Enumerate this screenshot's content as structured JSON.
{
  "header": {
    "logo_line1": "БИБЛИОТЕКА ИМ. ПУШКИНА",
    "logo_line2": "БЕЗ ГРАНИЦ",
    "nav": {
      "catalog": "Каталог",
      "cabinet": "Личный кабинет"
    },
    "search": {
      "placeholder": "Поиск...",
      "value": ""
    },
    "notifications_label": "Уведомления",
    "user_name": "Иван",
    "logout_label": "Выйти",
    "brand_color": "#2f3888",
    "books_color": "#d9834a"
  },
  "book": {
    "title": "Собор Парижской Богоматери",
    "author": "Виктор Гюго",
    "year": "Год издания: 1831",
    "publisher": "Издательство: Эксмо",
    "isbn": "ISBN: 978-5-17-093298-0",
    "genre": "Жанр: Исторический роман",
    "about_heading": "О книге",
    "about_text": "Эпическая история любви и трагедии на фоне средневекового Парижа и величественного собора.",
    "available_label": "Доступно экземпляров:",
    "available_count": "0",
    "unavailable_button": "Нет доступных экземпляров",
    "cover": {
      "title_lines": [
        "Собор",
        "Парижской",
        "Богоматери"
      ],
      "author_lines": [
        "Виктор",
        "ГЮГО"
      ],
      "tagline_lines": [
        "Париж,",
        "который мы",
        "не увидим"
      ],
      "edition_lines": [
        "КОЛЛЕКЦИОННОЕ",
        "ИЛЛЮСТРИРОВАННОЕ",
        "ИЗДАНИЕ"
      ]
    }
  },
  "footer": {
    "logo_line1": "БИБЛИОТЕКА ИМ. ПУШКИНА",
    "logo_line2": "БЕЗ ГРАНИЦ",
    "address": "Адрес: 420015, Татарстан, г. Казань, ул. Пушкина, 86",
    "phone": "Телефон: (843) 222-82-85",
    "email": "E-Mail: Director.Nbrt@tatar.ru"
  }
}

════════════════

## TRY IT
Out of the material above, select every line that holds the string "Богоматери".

## ANSWER AREA
    "title": "Собор Парижской Богоматери",
        "Богоматери"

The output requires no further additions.